In my PLCs we do a lot of teacher coaching. I was trained as a coach last year at iFLT (International Forum for Language Teaching) in Denver. It was a great experience, and I'll be going to the training again this summer when iFLT is held in Cincinnati.
Basically our set up is: One teacher, one coach, a row of chairs for 'students'(other teachers usually) and a row of observers. Teachers teach, students are the most perfect angels that they can be and are focused on learning, and the observers watch the teacher interact with the students.
If you ask any teacher coach they'll tell you that the person who gains the most out of a coaching session isn't the teacher, it's not even the students. It's the observers. During our debriefing we ask the questions: "how did the teacher connect with students? How did they make language comprehensible?" In our coaching model we focus solely on the positive. The teacher already knows what didn't work while they were teaching, and the observers aren't going to take anything to their classroom that they thought the teacher did poorly.
Our goal is to get this brave teacher, who got in front of (unknown) peers and taught, to keep doing the great things they are already doing. As teachers we typically critique ourselves pretty harshly, and we tend to focus on that. Having an outside person tell you what you are doing well is such a revitalizing experience.
Recently we've even taken to writing "love letters" to the teachers who demo. One of the observers will write down all the things that the other participants say. It's a nice little thing to keep in your desk and look at when you're feeling overwhelmed.
So what's my point in all this? Have an open door policy. Let your colleagues observe you, and go observe your colleagues.
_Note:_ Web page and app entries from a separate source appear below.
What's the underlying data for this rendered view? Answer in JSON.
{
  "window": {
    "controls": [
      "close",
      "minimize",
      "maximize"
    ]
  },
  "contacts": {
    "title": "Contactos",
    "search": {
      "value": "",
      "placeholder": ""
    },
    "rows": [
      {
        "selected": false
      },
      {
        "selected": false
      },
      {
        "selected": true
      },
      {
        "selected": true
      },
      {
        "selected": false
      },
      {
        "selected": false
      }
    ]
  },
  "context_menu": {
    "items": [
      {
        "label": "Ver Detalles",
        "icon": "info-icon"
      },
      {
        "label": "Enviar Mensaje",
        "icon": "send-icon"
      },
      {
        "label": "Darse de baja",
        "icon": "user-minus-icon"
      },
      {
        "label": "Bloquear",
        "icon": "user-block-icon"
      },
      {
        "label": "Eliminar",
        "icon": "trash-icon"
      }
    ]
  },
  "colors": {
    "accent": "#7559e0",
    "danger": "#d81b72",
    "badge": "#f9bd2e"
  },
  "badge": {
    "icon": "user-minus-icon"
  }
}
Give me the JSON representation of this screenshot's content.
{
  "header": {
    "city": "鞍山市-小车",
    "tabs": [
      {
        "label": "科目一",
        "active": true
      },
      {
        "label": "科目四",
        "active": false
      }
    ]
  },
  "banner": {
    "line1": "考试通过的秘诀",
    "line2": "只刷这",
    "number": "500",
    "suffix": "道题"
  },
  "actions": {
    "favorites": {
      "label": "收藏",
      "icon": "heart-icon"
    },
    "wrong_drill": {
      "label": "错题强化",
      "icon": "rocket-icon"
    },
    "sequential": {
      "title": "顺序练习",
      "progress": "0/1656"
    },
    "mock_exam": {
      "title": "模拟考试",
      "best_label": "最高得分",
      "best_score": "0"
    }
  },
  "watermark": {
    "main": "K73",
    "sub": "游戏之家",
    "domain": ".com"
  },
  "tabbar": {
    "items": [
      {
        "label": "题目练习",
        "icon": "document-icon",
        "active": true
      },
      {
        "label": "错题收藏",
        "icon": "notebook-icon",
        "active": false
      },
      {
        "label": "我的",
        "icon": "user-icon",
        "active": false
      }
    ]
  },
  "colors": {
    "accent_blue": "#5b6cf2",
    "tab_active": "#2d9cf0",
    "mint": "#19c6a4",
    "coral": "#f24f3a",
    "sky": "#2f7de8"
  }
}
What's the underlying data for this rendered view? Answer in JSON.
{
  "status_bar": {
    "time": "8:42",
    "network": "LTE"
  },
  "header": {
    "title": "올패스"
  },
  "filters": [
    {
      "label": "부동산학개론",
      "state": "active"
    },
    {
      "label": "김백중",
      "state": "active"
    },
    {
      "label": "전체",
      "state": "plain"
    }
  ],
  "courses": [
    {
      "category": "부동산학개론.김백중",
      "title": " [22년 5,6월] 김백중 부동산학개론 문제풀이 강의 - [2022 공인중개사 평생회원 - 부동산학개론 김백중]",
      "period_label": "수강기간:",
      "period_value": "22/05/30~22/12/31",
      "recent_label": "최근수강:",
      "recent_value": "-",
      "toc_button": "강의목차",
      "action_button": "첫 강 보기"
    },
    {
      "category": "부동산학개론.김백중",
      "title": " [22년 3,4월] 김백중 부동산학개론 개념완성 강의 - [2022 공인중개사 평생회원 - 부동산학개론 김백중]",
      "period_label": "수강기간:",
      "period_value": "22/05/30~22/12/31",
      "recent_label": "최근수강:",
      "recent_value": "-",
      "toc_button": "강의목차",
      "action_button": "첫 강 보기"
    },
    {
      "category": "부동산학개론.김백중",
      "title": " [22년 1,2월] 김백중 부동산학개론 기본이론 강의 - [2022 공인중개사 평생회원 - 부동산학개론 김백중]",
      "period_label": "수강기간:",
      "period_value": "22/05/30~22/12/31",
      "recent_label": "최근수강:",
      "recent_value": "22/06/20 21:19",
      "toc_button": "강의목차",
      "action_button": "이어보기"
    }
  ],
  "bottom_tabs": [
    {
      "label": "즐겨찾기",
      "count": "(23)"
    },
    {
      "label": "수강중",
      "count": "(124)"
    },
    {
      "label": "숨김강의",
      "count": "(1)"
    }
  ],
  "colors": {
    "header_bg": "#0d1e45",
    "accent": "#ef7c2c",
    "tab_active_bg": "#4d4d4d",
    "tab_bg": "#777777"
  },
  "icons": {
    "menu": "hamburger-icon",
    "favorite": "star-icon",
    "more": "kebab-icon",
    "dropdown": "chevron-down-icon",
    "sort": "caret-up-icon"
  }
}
Let them know what they are doing great so that we can get everyone working on doing more of the great things they are already doing.